EXTRACTED INFORMATION —
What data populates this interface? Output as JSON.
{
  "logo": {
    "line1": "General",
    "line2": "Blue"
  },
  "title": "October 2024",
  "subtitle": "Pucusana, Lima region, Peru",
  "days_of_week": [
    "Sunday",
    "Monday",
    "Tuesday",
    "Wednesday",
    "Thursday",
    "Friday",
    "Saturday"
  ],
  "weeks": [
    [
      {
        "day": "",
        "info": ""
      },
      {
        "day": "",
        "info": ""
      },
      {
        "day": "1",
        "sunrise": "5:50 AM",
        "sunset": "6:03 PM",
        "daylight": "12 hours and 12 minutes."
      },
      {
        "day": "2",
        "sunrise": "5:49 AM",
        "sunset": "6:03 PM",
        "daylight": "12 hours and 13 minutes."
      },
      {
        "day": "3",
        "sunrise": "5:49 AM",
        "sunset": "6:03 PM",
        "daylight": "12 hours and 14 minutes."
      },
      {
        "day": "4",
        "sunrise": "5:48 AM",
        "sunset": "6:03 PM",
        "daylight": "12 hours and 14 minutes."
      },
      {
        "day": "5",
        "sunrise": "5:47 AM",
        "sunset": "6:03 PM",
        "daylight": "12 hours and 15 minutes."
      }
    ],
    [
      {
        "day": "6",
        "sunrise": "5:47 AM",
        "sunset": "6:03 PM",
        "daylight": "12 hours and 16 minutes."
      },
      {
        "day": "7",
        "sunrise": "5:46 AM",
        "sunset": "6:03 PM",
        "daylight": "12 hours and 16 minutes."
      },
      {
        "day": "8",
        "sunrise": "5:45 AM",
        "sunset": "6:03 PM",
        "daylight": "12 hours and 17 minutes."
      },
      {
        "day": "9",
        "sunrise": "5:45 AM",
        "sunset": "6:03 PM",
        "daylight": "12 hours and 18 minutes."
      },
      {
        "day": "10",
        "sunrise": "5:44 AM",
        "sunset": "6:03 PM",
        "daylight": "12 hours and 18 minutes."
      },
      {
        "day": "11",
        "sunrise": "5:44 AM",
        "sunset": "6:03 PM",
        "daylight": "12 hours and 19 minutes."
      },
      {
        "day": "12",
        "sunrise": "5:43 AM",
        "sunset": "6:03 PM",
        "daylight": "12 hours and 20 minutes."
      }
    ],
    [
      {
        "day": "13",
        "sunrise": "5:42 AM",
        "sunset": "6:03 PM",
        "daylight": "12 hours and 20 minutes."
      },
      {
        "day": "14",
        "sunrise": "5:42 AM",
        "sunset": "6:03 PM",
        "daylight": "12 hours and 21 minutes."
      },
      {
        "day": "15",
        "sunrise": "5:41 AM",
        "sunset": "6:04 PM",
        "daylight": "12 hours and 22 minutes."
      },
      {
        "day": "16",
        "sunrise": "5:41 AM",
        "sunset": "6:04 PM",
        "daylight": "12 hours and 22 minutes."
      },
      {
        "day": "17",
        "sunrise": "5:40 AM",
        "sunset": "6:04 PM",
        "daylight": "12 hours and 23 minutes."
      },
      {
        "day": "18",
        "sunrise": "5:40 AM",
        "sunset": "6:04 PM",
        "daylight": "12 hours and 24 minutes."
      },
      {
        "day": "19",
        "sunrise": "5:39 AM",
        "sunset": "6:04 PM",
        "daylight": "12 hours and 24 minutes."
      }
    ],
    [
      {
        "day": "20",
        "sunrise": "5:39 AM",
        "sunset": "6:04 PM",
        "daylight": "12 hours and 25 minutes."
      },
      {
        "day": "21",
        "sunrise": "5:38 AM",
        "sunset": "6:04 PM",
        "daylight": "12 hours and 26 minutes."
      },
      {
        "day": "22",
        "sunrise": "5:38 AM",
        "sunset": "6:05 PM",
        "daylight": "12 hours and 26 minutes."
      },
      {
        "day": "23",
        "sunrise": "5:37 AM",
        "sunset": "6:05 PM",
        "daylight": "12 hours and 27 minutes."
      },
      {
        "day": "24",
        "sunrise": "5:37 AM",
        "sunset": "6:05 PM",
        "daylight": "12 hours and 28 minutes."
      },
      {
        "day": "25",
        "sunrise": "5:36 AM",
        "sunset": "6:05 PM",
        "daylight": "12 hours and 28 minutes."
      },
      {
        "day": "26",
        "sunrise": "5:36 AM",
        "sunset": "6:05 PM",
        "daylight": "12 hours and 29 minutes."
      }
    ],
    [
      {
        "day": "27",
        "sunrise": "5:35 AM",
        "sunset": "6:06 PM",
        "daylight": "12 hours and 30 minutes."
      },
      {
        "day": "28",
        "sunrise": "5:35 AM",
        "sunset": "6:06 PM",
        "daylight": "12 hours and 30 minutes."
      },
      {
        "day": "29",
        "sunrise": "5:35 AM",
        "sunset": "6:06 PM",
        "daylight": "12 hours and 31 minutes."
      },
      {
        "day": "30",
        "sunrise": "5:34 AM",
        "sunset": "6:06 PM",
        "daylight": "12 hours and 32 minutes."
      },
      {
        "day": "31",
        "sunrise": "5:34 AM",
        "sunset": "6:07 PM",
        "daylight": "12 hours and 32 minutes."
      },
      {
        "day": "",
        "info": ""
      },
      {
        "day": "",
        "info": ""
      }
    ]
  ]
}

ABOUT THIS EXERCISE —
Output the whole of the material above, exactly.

WRITTEN ANSWER —
What data populates this interface? Output as JSON.
{
  "logo": {
    "line1": "General",
    "line2": "Blue"
  },
  "title": "October 2024",
  "subtitle": "Pucusana, Lima region, Peru",
  "days_of_week": [
    "Sunday",
    "Monday",
    "Tuesday",
    "Wednesday",
    "Thursday",
    "Friday",
    "Saturday"
  ],
  "weeks": [
    [
      {
        "day": "",
        "info": ""
      },
      {
        "day": "",
        "info": ""
      },
      {
        "day": "1",
        "sunrise": "5:50 AM",
        "sunset": "6:03 PM",
        "daylight": "12 hours and 12 minutes."
      },
      {
        "day": "2",
        "sunrise": "5:49 AM",
        "sunset": "6:03 PM",
        "daylight": "12 hours and 13 minutes."
      },
      {
        "day": "3",
        "sunrise": "5:49 AM",
        "sunset": "6:03 PM",
        "daylight": "12 hours and 14 minutes."
      },
      {
        "day": "4",
        "sunrise": "5:48 AM",
        "sunset": "6:03 PM",
        "daylight": "12 hours and 14 minutes."
      },
      {
        "day": "5",
        "sunrise": "5:47 AM",
        "sunset": "6:03 PM",
        "daylight": "12 hours and 15 minutes."
      }
    ],
    [
      {
        "day": "6",
        "sunrise": "5:47 AM",
        "sunset": "6:03 PM",
        "daylight": "12 hours and 16 minutes."
      },
      {
        "day": "7",
        "sunrise": "5:46 AM",
        "sunset": "6:03 PM",
        "daylight": "12 hours and 16 minutes."
      },
      {
        "day": "8",
        "sunrise": "5:45 AM",
        "sunset": "6:03 PM",
        "daylight": "12 hours and 17 minutes."
      },
      {
        "day": "9",
        "sunrise": "5:45 AM",
        "sunset": "6:03 PM",
        "daylight": "12 hours and 18 minutes."
      },
      {
        "day": "10",
        "sunrise": "5:44 AM",
        "sunset": "6:03 PM",
        "daylight": "12 hours and 18 minutes."
      },
      {
        "day": "11",
        "sunrise": "5:44 AM",
        "sunset": "6:03 PM",
        "daylight": "12 hours and 19 minutes."
      },
      {
        "day": "12",
        "sunrise": "5:43 AM",
        "sunset": "6:03 PM",
        "daylight": "12 hours and 20 minutes."
      }
    ],
    [
      {
        "day": "13",
        "sunrise": "5:42 AM",
        "sunset": "6:03 PM",
        "daylight": "12 hours and 20 minutes."
      },
      {
        "day": "14",
        "sunrise": "5:42 AM",
        "sunset": "6:03 PM",
        "daylight": "12 hours and 21 minutes."
      },
      {
        "day": "15",
        "sunrise": "5:41 AM",
        "sunset": "6:04 PM",
        "daylight": "12 hours and 22 minutes."
      },
      {
        "day": "16",
        "sunrise": "5:41 AM",
        "sunset": "6:04 PM",
        "daylight": "12 hours and 22 minutes."
      },
      {
        "day": "17",
        "sunrise": "5:40 AM",
        "sunset": "6:04 PM",
        "daylight": "12 hours and 23 minutes."
      },
      {
        "day": "18",
        "sunrise": "5:40 AM",
        "sunset": "6:04 PM",
        "daylight": "12 hours and 24 minutes."
      },
      {
        "day": "19",
        "sunrise": "5:39 AM",
        "sunset": "6:04 PM",
        "daylight": "12 hours and 24 minutes."
      }
    ],
    [
      {
        "day": "20",
        "sunrise": "5:39 AM",
        "sunset": "6:04 PM",
        "daylight": "12 hours and 25 minutes."
      },
      {
        "day": "21",
        "sunrise": "5:38 AM",
        "sunset": "6:04 PM",
        "daylight": "12 hours and 26 minutes."
      },
      {
        "day": "22",
        "sunrise": "5:38 AM",
        "sunset": "6:05 PM",
        "daylight": "12 hours and 26 minutes."
      },
      {
        "day": "23",
        "sunrise": "5:37 AM",
        "sunset": "6:05 PM",
        "daylight": "12 hours and 27 minutes."
      },
      {
        "day": "24",
        "sunrise": "5:37 AM",
        "sunset": "6:05 PM",
        "daylight": "12 hours and 28 minutes."
      },
      {
        "day": "25",
        "sunrise": "5:36 AM",
        "sunset": "6:05 PM",
        "daylight": "12 hours and 28 minutes."
      },
      {
        "day": "26",
        "sunrise": "5:36 AM",
        "sunset": "6:05 PM",
        "daylight": "12 hours and 29 minutes."
      }
    ],
    [
      {
        "day": "27",
        "sunrise": "5:35 AM",
        "sunset": "6:06 PM",
        "daylight": "12 hours and 30 minutes."
      },
      {
        "day": "28",
        "sunrise": "5:35 AM",
        "sunset": "6:06 PM",
        "daylight": "12 hours and 30 minutes."
      },
      {
        "day": "29",
        "sunrise": "5:35 AM",
        "sunset": "6:06 PM",
        "daylight": "12 hours and 31 minutes."
      },
      {
        "day": "30",
        "sunrise": "5:34 AM",
        "sunset": "6:06 PM",
        "daylight": "12 hours and 32 minutes."
      },
      {
        "day": "31",
        "sunrise": "5:34 AM",
        "sunset": "6:07 PM",
        "daylight": "12 hours and 32 minutes."
      },
      {
        "day": "",
        "info": ""
      },
      {
        "day": "",
        "info": ""
      }
    ]
  ]
}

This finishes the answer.